_Exercise materials_
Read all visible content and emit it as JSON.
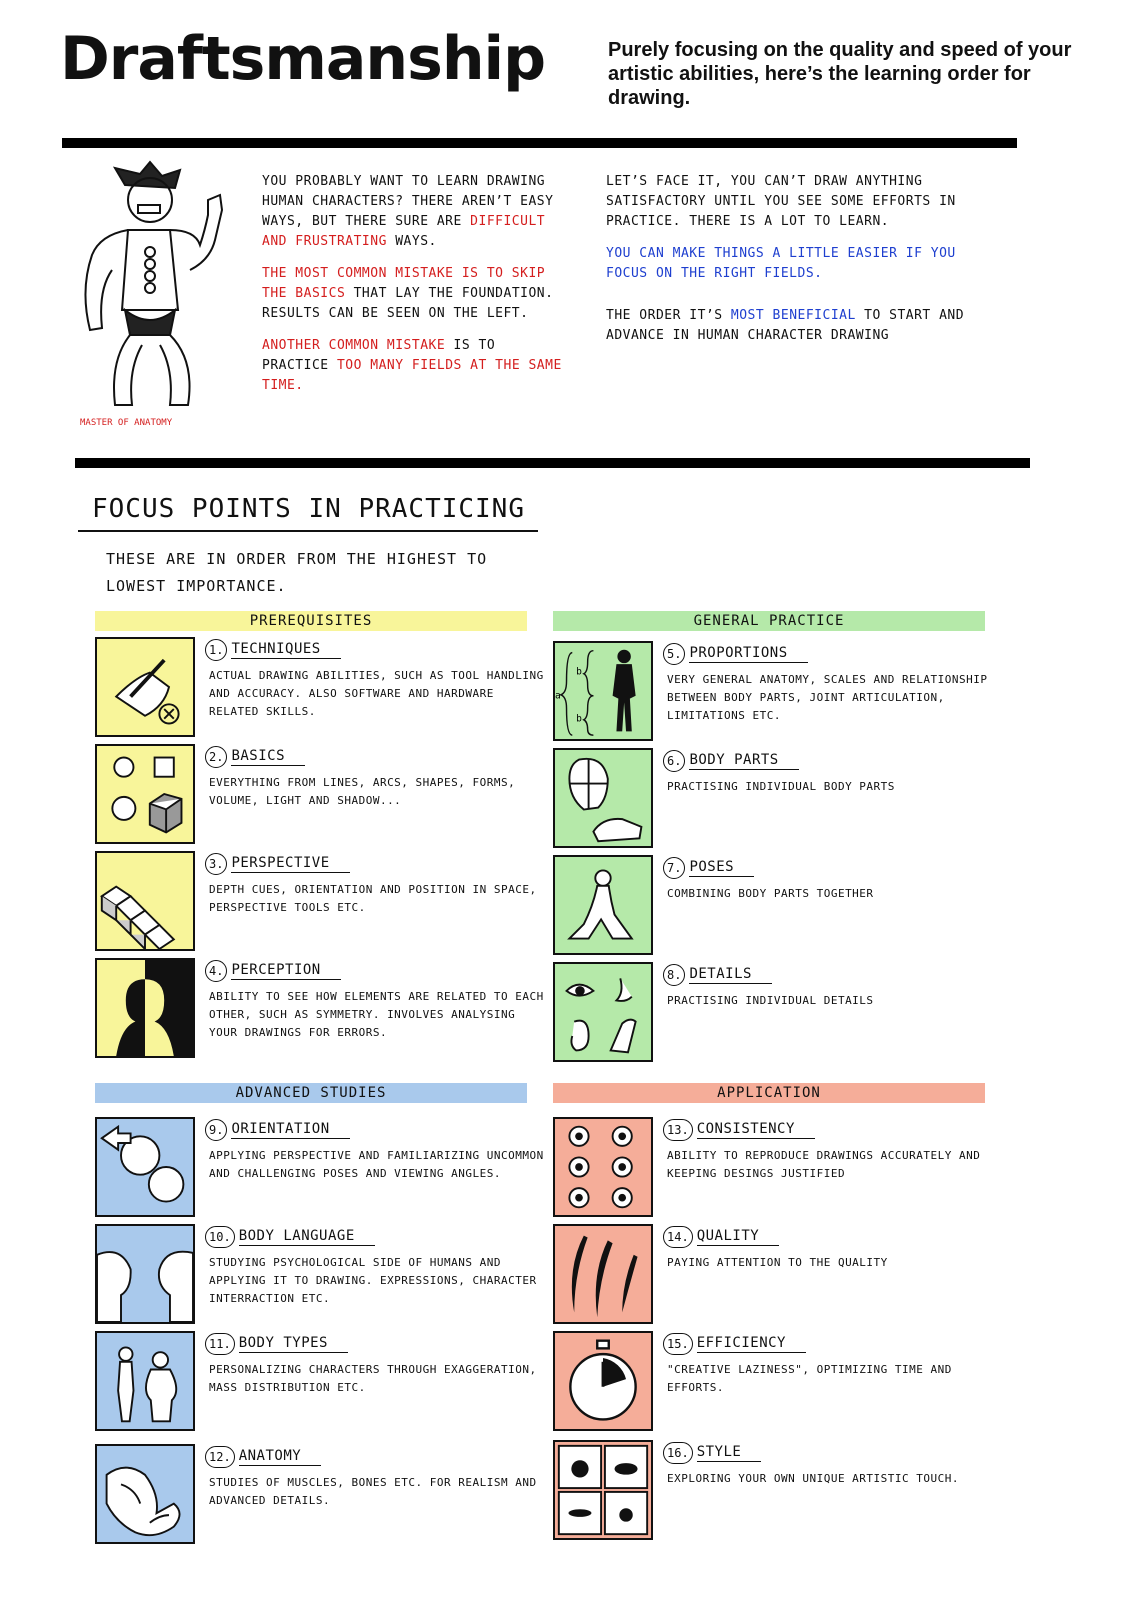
{
  "header": {
    "title": "Draftsmanship",
    "subtitle": "Purely focusing on the quality and speed of your artistic abilities, here’s the learning order for drawing."
  },
  "intro": {
    "figure_label": "MASTER OF ANATOMY",
    "left": {
      "p1_a": "YOU PROBABLY WANT TO LEARN DRAWING HUMAN CHARACTERS? THERE AREN’T EASY WAYS, BUT THERE SURE ARE",
      "p1_b": "DIFFICULT AND FRUSTRATING",
      "p1_c": "WAYS.",
      "p2_a": "THE MOST COMMON MISTAKE IS TO SKIP THE BASICS",
      "p2_b": "THAT LAY THE FOUNDATION. RESULTS CAN BE SEEN ON THE LEFT.",
      "p3_a": "ANOTHER COMMON MISTAKE",
      "p3_b": "IS TO PRACTICE",
      "p3_c": "TOO MANY FIELDS AT THE SAME TIME."
    },
    "right": {
      "p1": "LET’S FACE IT, YOU CAN’T DRAW ANYTHING SATISFACTORY UNTIL YOU SEE SOME EFFORTS IN PRACTICE. THERE IS A LOT TO LEARN.",
      "p2": "YOU CAN MAKE THINGS A LITTLE EASIER IF YOU FOCUS ON THE RIGHT FIELDS.",
      "p3_a": "THE ORDER IT’S",
      "p3_b": "MOST BENEFICIAL",
      "p3_c": "TO START AND ADVANCE IN HUMAN CHARACTER DRAWING"
    }
  },
  "focus": {
    "heading": "FOCUS POINTS IN PRACTICING",
    "sub": "THESE ARE IN ORDER FROM THE HIGHEST TO LOWEST IMPORTANCE."
  },
  "sections": {
    "prerequisites": "PREREQUISITES",
    "general": "GENERAL PRACTICE",
    "advanced": "ADVANCED STUDIES",
    "application": "APPLICATION"
  },
  "items": [
    {
      "num": "1.",
      "title": "TECHNIQUES",
      "desc": "ACTUAL DRAWING ABILITIES, SUCH AS TOOL HANDLING AND ACCURACY. ALSO SOFTWARE AND HARDWARE RELATED SKILLS."
    },
    {
      "num": "2.",
      "title": "BASICS",
      "desc": "EVERYTHING FROM LINES, ARCS, SHAPES, FORMS, VOLUME, LIGHT AND SHADOW..."
    },
    {
      "num": "3.",
      "title": "PERSPECTIVE",
      "desc": "DEPTH CUES, ORIENTATION AND POSITION IN SPACE, PERSPECTIVE TOOLS ETC."
    },
    {
      "num": "4.",
      "title": "PERCEPTION",
      "desc": "ABILITY TO SEE HOW ELEMENTS ARE RELATED TO EACH OTHER, SUCH AS SYMMETRY. INVOLVES ANALYSING YOUR DRAWINGS FOR ERRORS."
    },
    {
      "num": "5.",
      "title": "PROPORTIONS",
      "desc": "VERY GENERAL ANATOMY, SCALES AND RELATIONSHIP BETWEEN BODY PARTS, JOINT ARTICULATION, LIMITATIONS ETC."
    },
    {
      "num": "6.",
      "title": "BODY PARTS",
      "desc": "PRACTISING INDIVIDUAL BODY PARTS"
    },
    {
      "num": "7.",
      "title": "POSES",
      "desc": "COMBINING BODY PARTS TOGETHER"
    },
    {
      "num": "8.",
      "title": "DETAILS",
      "desc": "PRACTISING INDIVIDUAL DETAILS"
    },
    {
      "num": "9.",
      "title": "ORIENTATION",
      "desc": "APPLYING PERSPECTIVE AND FAMILIARIZING UNCOMMON AND CHALLENGING POSES AND VIEWING ANGLES."
    },
    {
      "num": "10.",
      "title": "BODY LANGUAGE",
      "desc": "STUDYING PSYCHOLOGICAL SIDE OF HUMANS AND APPLYING IT TO DRAWING. EXPRESSIONS, CHARACTER INTERRACTION ETC."
    },
    {
      "num": "11.",
      "title": "BODY TYPES",
      "desc": "PERSONALIZING CHARACTERS THROUGH EXAGGERATION, MASS DISTRIBUTION ETC."
    },
    {
      "num": "12.",
      "title": "ANATOMY",
      "desc": "STUDIES OF MUSCLES, BONES ETC. FOR REALISM AND ADVANCED DETAILS."
    },
    {
      "num": "13.",
      "title": "CONSISTENCY",
      "desc": "ABILITY TO REPRODUCE DRAWINGS ACCURATELY AND KEEPING DESINGS JUSTIFIED"
    },
    {
      "num": "14.",
      "title": "QUALITY",
      "desc": "PAYING ATTENTION TO THE QUALITY"
    },
    {
      "num": "15.",
      "title": "EFFICIENCY",
      "desc": "\"CREATIVE LAZINESS\", OPTIMIZING TIME AND EFFORTS."
    },
    {
      "num": "16.",
      "title": "STYLE",
      "desc": "EXPLORING YOUR OWN UNIQUE ARTISTIC TOUCH."
    }
  ],
  "colors": {
    "prerequisites": "#f8f59a",
    "general": "#b5e9a9",
    "advanced": "#a9c9ec",
    "application": "#f5ad99",
    "red_text": "#d41e1e",
    "blue_text": "#1e3fcf"
  }
}
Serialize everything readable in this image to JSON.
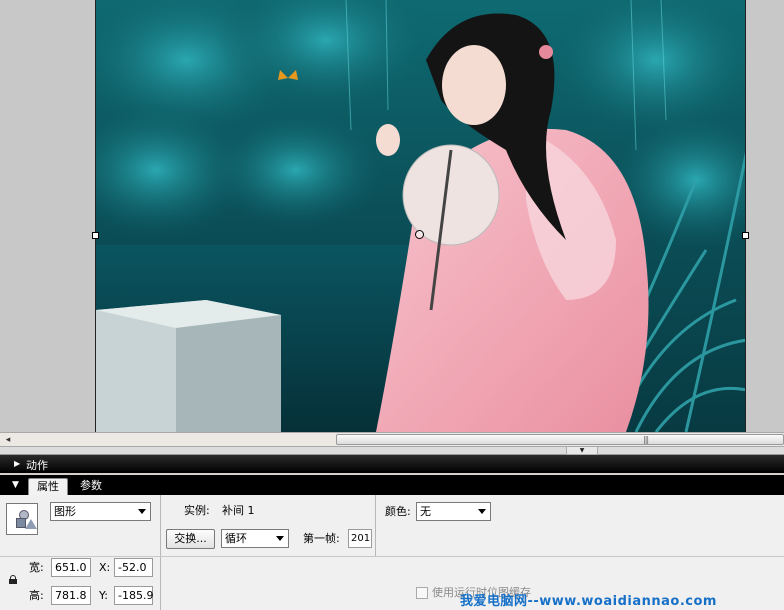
{
  "panels": {
    "actions_title": "动作",
    "tabs": [
      "属性",
      "参数"
    ]
  },
  "properties": {
    "symbol_type": "图形",
    "instance_label": "实例:",
    "instance_name": "补间 1",
    "swap_button": "交换...",
    "loop_option": "循环",
    "first_frame_label": "第一帧:",
    "first_frame_value": "201",
    "color_label": "颜色:",
    "color_value": "无",
    "width_label": "宽:",
    "width_value": "651.0",
    "height_label": "高:",
    "height_value": "781.8",
    "x_label": "X:",
    "x_value": "-52.0",
    "y_label": "Y:",
    "y_value": "-185.9",
    "checkbox_label": "使用运行时位图缓存"
  },
  "watermark": "我爱电脑网--www.woaidiannao.com",
  "icons": {
    "scroll_left": "scroll-left-arrow-icon",
    "collapse": "collapse-down-arrow-icon",
    "panel_toggle": "triangle-expand-icon",
    "symbol": "graphic-symbol-icon",
    "lock": "lock-icon"
  },
  "colors": {
    "panel_header": "#000000",
    "stage_gray": "#c8c8c8",
    "watermark_blue": "#1670c8"
  }
}
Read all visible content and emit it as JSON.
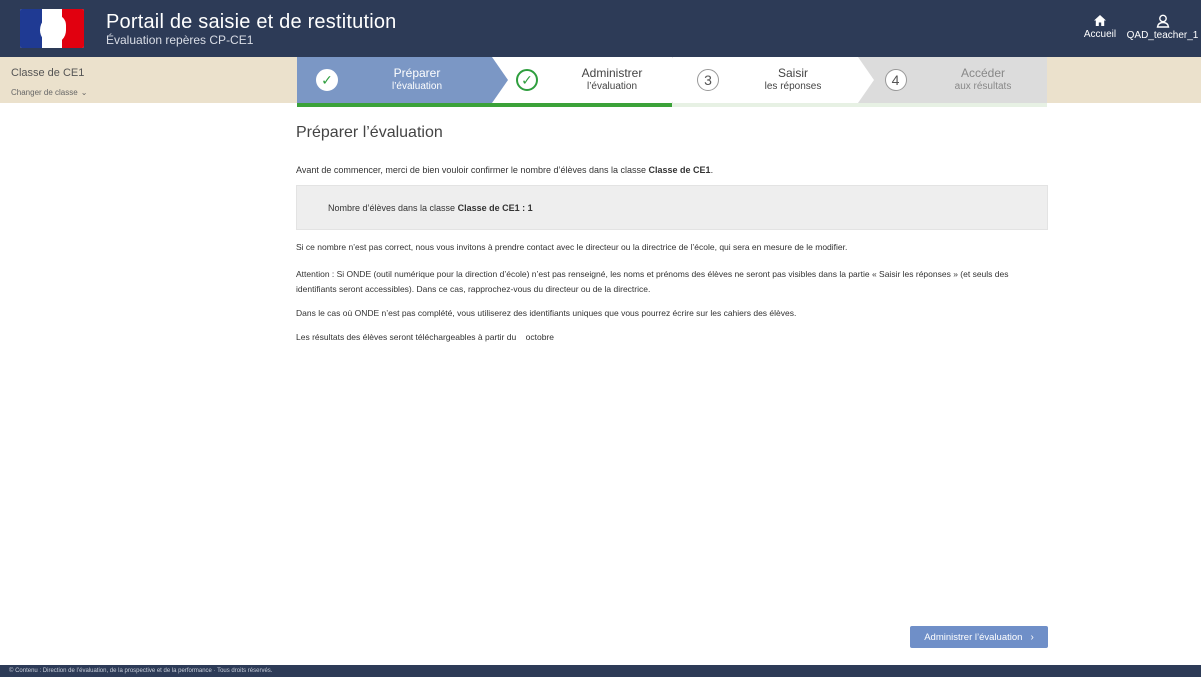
{
  "header": {
    "title": "Portail de saisie et de restitution",
    "subtitle": "Évaluation repères CP-CE1",
    "home_label": "Accueil",
    "user_label": "QAD_teacher_1"
  },
  "class_bar": {
    "class_name": "Classe de CE1",
    "change_label": "Changer de classe"
  },
  "stepper": {
    "steps": [
      {
        "main": "Préparer",
        "sub": "l’évaluation",
        "marker": "✓",
        "state": "done"
      },
      {
        "main": "Administrer",
        "sub": "l’évaluation",
        "marker": "✓",
        "state": "done"
      },
      {
        "main": "Saisir",
        "sub": "les réponses",
        "marker": "3",
        "state": "todo"
      },
      {
        "main": "Accéder",
        "sub": "aux résultats",
        "marker": "4",
        "state": "disabled"
      }
    ],
    "progress_fraction": 0.5
  },
  "main": {
    "title": "Préparer l’évaluation",
    "intro_prefix": "Avant de commencer, merci de bien vouloir confirmer le nombre d’élèves dans la classe ",
    "intro_class": "Classe de CE1",
    "intro_suffix": ".",
    "count_prefix": "Nombre d’élèves dans la classe ",
    "count_class": "Classe de CE1",
    "count_sep": " : ",
    "count_value": "1",
    "paragraph1": "Si ce nombre n’est pas correct, nous vous invitons à prendre contact avec le directeur ou la directrice de l’école, qui sera en mesure de le modifier.",
    "paragraph2": "Attention : Si ONDE (outil numérique pour la direction d’école) n’est pas renseigné, les noms et prénoms des élèves ne seront pas visibles dans la partie « Saisir les réponses » (et seuls des identifiants seront accessibles). Dans ce cas, rapprochez-vous du directeur ou de la directrice.",
    "paragraph3": "Dans le cas où ONDE n’est pas complété, vous utiliserez des identifiants uniques que vous pourrez écrire sur les cahiers des élèves.",
    "paragraph4": "Les résultats des élèves seront téléchargeables à partir du    octobre",
    "next_button": "Administrer l’évaluation"
  },
  "footer": {
    "text": "© Contenu : Direction de l’évaluation, de la prospective et de la performance · Tous droits réservés."
  },
  "colors": {
    "header_bg": "#2d3b57",
    "classbar_bg": "#ebe1cc",
    "step_active": "#7b97c5",
    "progress": "#3ba239",
    "button": "#6f8fc8"
  }
}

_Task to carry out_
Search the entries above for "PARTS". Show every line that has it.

_Result_
      "desc": "VERY GENERAL ANATOMY, SCALES AND RELATIONSHIP BETWEEN BODY PARTS, JOINT ARTICULATION, LIMITATIONS ETC."
      "title": "BODY PARTS",
      "desc": "PRACTISING INDIVIDUAL BODY PARTS"
      "desc": "COMBINING BODY PARTS TOGETHER"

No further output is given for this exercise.